Gabe is in shock. As he holds a crying Tip in his arms, he wonders how this has happened. He had heard the stories of men falling in love with bargirls and had always laughed. Now he was one of them. But he keeps holding on to her and later they lay down on her bed. They make love with a passion Gabe had never experienced before. He decides their love is strong enough to bear the truth. He tells Tip he is married to a rich Thai woman. They cannot marry but he can take care of her as his mia noi, something his family could live with. They could be together two or three times a week, he says. He could buy her a house. It would almost be like being married. They could be happy together.

Tip looks up at him in shock. No, she says. This is against God. It is one thing to do wrong things to stay alive, it is quite another to do so to have a good life. What kind of life could they have like that? She pushes Gabe away. He says he can save her from a life of fxxxing men she doesn’t know. How is that worse? She replies, “How are you different? When you love someone, you give them everything. You are no different from all the other men; you just have more money. Please go”, she asks.

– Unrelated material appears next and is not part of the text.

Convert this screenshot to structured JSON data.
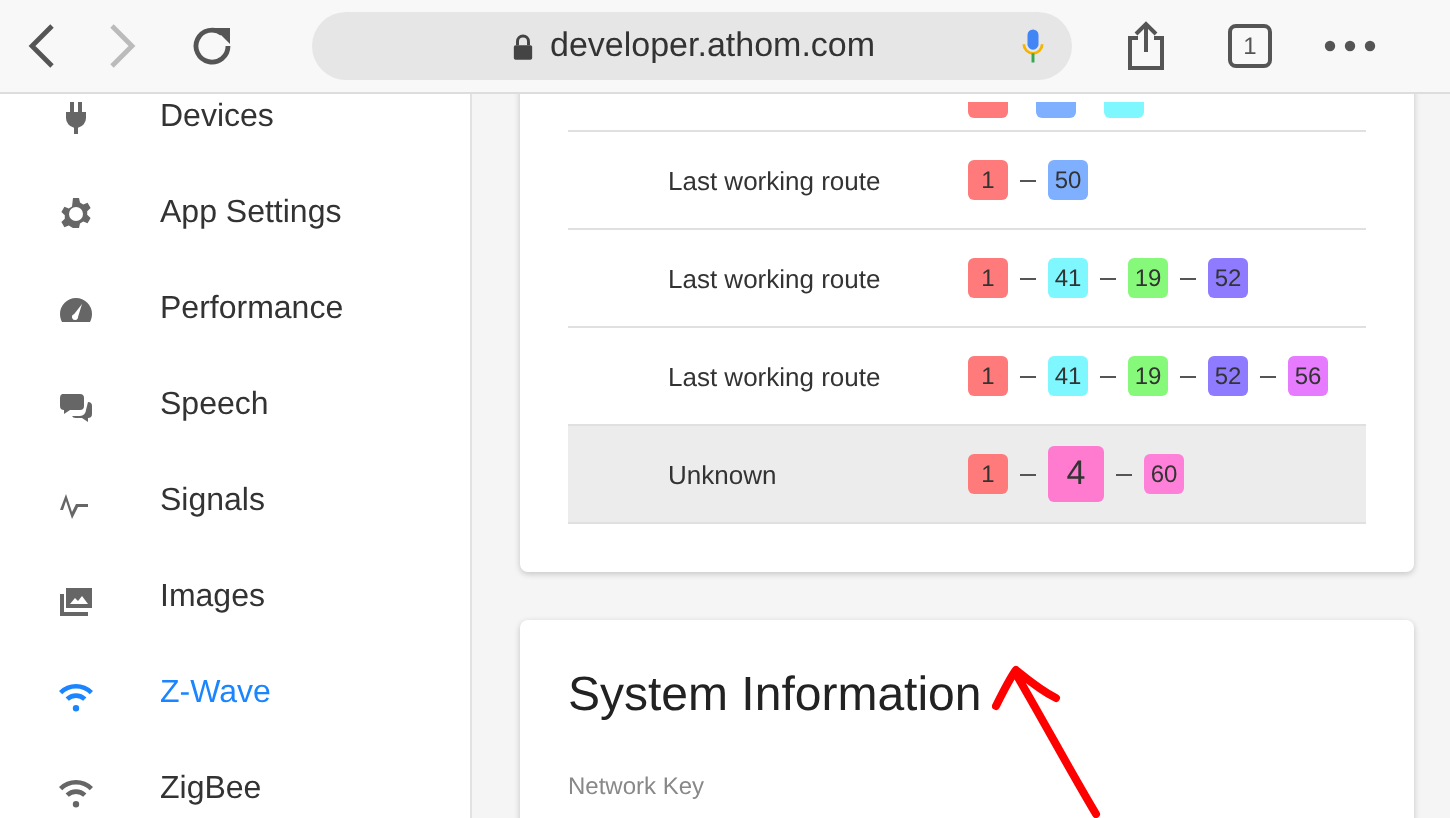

Gabe tries to hold her but she pushes him back. He pulls out a few thousand baht notes and tries to hand it her, but she lets them fall to the floor. They stare at each other for several minutes, until Gabe opens the door and leaves.

After he gets to the street, he finds a taxi with a sleeping driver in it. He wakes him and before Gabe gets in the back seat, he looks up at Tip’s building and sees a light in her window. He screams as loud as he can, “Tip, you are my only love. Please stay with me!”

He waits a minute with the door open but the light go out. He waits a minute more. There is complete silence in the very early morning street. He gets in the taxi and closes the door. As the taxi drives off, Gabe looks out of the rear window hoping to catch a glimpse of Tip or any other sign that would make him stop the taxi. He sees nothing.

We are now back in San Francisco and he is sitting in front of me, drink drained long ago and with his head down. How long ago was that I ask? He says six months, and not a word from her. Have you tried to call her? Yes, but she must have switched phones and switched bars. He has not been able to find her, so he gave up a month ago. Now he hangs at ex-pat bars and occasionally takes a girl, but it doesn’t make it better. He still goes out with his wife a couple nights a week, but he thinks she has a couple of giks. Otherwise, it’s going very well with work with lots of dinners and lots of travel, he says.

“Why don’t you come home, Gabe?” I say. “It can’t be much of a life now”.

“Because I vowed long ago”, he said, “that I would be different and live life in an exotic place. I can’t stop now; I just can’t.”

We didn’t say much after that and we ended our evening with a promise to meet again someday.

Thinking of Gabe, I remembered Oscar Wilde’s “We are each our own devil, and we make this world our hell”. But later I found this quotation from the now obscure humorist Don Marquis. I decided it would be the way I would remember Gabe.

"It is better to be happy for a moment and be burned up with beauty than to live a long time and be bored all the while."